The Apprenticeship of Roman Kogler

Breathing (Atmen) ★★★★
(Austria, 90 min.)
Written and directed by Karl Markovics
Starring: Thomas Schubert, Karin Lischka, Gerhard Liebman, Georg Friederich.
Roman (Thomas Schubert) passes through the high concrete walls of a juvenile detention centre. Upon his return, he strips before a pair of guards, bends over, and coughs. He has been through this routine before, having spent almost the entirety of his adolescence in a cell. Before that, Roman was in and out of orphanages and foster homes, as his mother gave him up when he was a baby. A lost, seemingly unwanted child, Roman floats through life without care.

Thanks to the aforementioned scene, as well as Roman’s biography itself, Breathing echoes Jacques Audiard’s harrowing prison drama A Prophet. While Breathing is far less gritty and visceral than the French masterwork, it nevertheless offers a similarly potent story of a young man who has grown up while removed from everyday life. Breathing more readily relates to the 2008 Japanese film Departures, just without the unabashed sentimentality that many viewers of the latter film found repellent. Like Departures, Breathing celebrates life by examining the rituals of death.
Roman gets a break from his cell when he takes a job as a coroner’s assistant. The apprenticeship has practical reasons, since Roman is due for a parole hearing and needs to show that he can easily transition into society if he is released. He doesn’t take to the job easily, though, and seems a little squeamish and shy around his first few corpses.

Roman returns to juvy from his job every day, performing the same old routine. Each time, though, he seems a bit more withdrawn, rather than invigorated by how close he is to freedom. Every day, Roman finds himself floating in the centre’s pool, testing his limits and experimenting with life and death. He always surfaces, though, and returns to work the next day.

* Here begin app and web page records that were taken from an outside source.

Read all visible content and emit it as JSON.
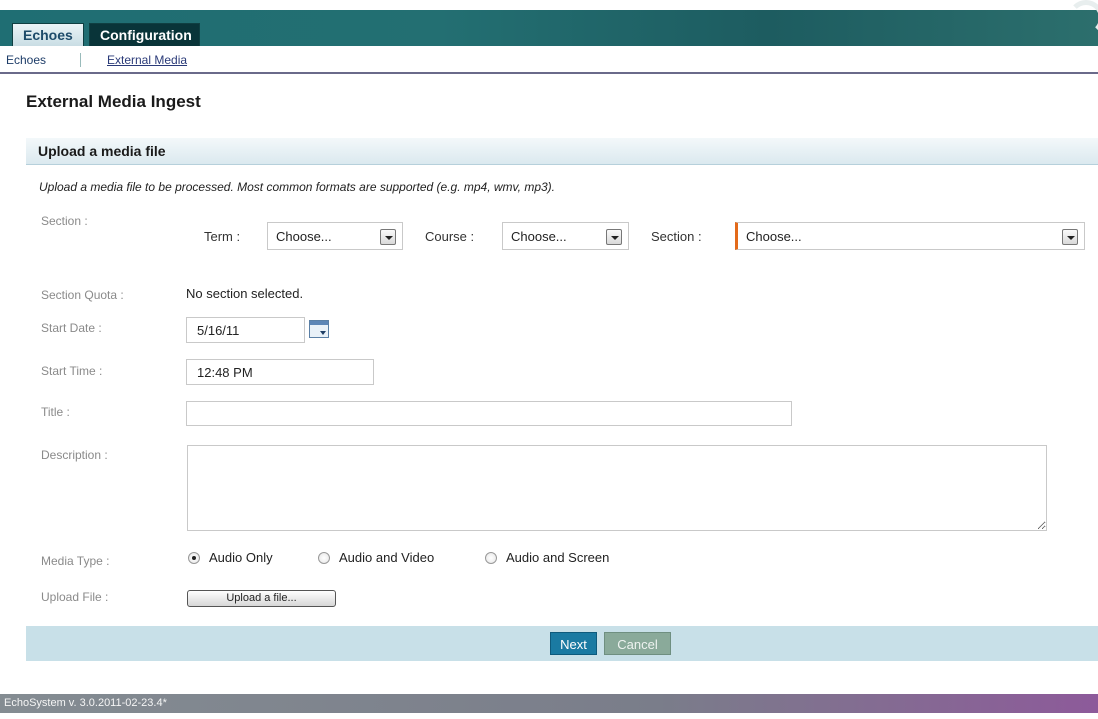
{
  "tabs": [
    {
      "label": "Echoes"
    },
    {
      "label": "Configuration"
    }
  ],
  "subnav": {
    "items": [
      {
        "label": "Echoes"
      },
      {
        "label": "External Media"
      }
    ]
  },
  "page": {
    "title": "External Media Ingest"
  },
  "panel": {
    "title": "Upload a media file",
    "intro": "Upload a media file to be processed. Most common formats are supported (e.g. mp4, wmv, mp3)."
  },
  "form": {
    "section_label": "Section :",
    "term_label": "Term :",
    "term_value": "Choose...",
    "course_label": "Course :",
    "course_value": "Choose...",
    "section_inline_label": "Section :",
    "section_value": "Choose...",
    "quota_label": "Section Quota :",
    "quota_value": "No section selected.",
    "start_date_label": "Start Date :",
    "start_date_value": "5/16/11",
    "start_time_label": "Start Time :",
    "start_time_value": "12:48 PM",
    "title_label": "Title :",
    "title_value": "",
    "description_label": "Description :",
    "media_type_label": "Media Type :",
    "media_types": [
      {
        "label": "Audio Only",
        "selected": true
      },
      {
        "label": "Audio and Video",
        "selected": false
      },
      {
        "label": "Audio and Screen",
        "selected": false
      }
    ],
    "upload_label": "Upload File :",
    "upload_button": "Upload a file..."
  },
  "actions": {
    "next": "Next",
    "cancel": "Cancel"
  },
  "footer": {
    "version": "EchoSystem v. 3.0.2011-02-23.4*"
  },
  "colors": {
    "header": "#1f6e73",
    "accent_required": "#e36a1a",
    "next_button": "#1a7aa2"
  }
}
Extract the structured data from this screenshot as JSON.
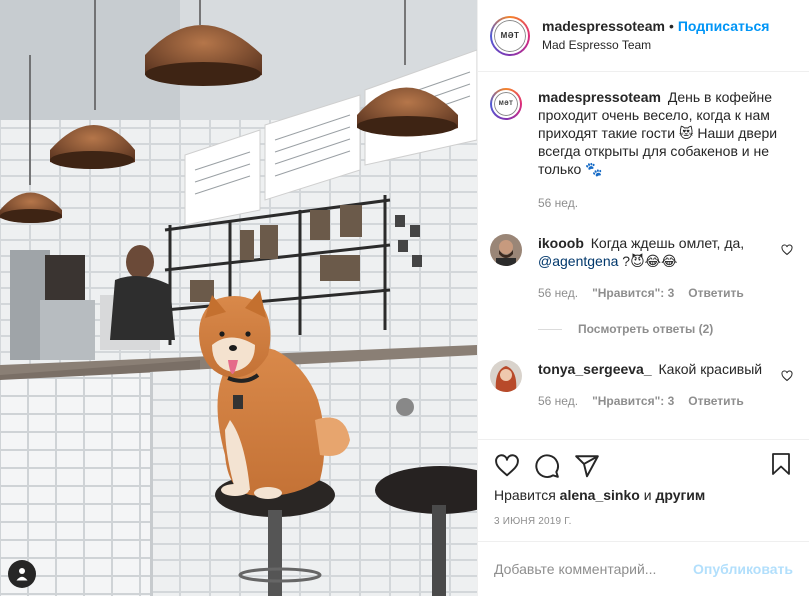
{
  "header": {
    "username": "madespressoteam",
    "dot": "•",
    "follow_label": "Подписаться",
    "full_name": "Mad Espresso Team",
    "logo_text": "MӘT"
  },
  "caption": {
    "username": "madespressoteam",
    "text": "День в кофейне проходит очень весело, когда к нам приходят такие гости 😻 Наши двери всегда открыты для собакенов и не только 🐾",
    "time": "56 нед."
  },
  "comments": [
    {
      "username": "ikooob",
      "text_before": "Когда ждешь омлет, да,",
      "mention": "@agentgena",
      "text_after": "?😈😂😂",
      "time": "56 нед.",
      "likes": "\"Нравится\": 3",
      "reply": "Ответить"
    },
    {
      "username": "tonya_sergeeva_",
      "text": "Какой красивый",
      "time": "56 нед.",
      "likes": "\"Нравится\": 3",
      "reply": "Ответить"
    }
  ],
  "view_replies": "Посмотреть ответы (2)",
  "likes": {
    "prefix": "Нравится",
    "user": "alena_sinko",
    "joiner": "и",
    "others": "другим"
  },
  "date": "3 ИЮНЯ 2019 Г.",
  "add_comment": {
    "placeholder": "Добавьте комментарий...",
    "publish_label": "Опубликовать"
  },
  "icons": [
    "user-tag-icon",
    "heart-icon",
    "comment-icon",
    "share-icon",
    "bookmark-icon",
    "heart-small-icon"
  ],
  "colors": {
    "accent": "#0095f6",
    "publish_disabled": "#b2dffc",
    "muted": "#8e8e8e",
    "mention": "#00376b"
  }
}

The work is visibly draining for Roman. As the film later reveals, and does so startlingly, Roman is in detention because he killed a boy at age fourteen. It therefore appears that he took this morbid job as a kind of penance, forcing himself to confront his past actions whenever he handles a new corpse: note his volatile reaction at his first homicide job.
While Roman’s job sounds bleak, it is often surprisingly funny. The civil servants of death have an odd job. They are quirky and have an upbeat, idiosyncratic way of coping with the daily reminders of their mortality. Writer/director Karl Markovics has a droll way of finding the humour in the slight banalities in this odd branch of the civil service. (In Austria, it seems that undertaking is not the privately owned industry cash cow it is in North America.) Adding a sense of Six Feet Underness to the film experience, too, Breathing handles a heavy subject with heart and humour: while the laughs alleviate the sombreness of the tone, they never detract from the gravity of Roman’s story.

Roman gets a second mission when arrives at the home of a dead woman who shares his family name. He wonders if she’s his mother. She is not; subsequently, Roman finds himself entering a second quest, searching for his mother. It seems that this young man is willing to do anything – and everything – to put his soul at ease before he can get his life back on track.
As the young Roman, Thomas Schubert displays impressive maturity. He allows his character to evolve slowly and quietly; Roman only explodes when he’s underwater. For his first role, it’s remarkable how well Schubert carries every frame of the film. Perhaps it helps that Markovics is also an actor, a veteran of Austrian cinema who appeared in the 2007 Oscar winner The Counterfeiters. In his feature debut as a director, Markovics excels in his careful balancing of the film’s tone, which is best held through the restrained and minimalist visual style of the film.

Markovics’ connection to The Counterfeiters is worth mentioning, as Breathing is this year’s official submission by Austria to the Best Foreign Language Film category at the Oscars. It’s a worthy entry, too. Like the 2008 winner Departures, Breathing is an emotional, cathartic story of second chances and of embracing life. As did Departures, Breathing should appeal to a large audience through its impressive ability to raise heavy themes without weighing you down. Breathing is an affecting film, and one very much worth seeking out.

Breathing screened at the European Union Film Festival in Ottawa, hosted by the Canadian Film Institute.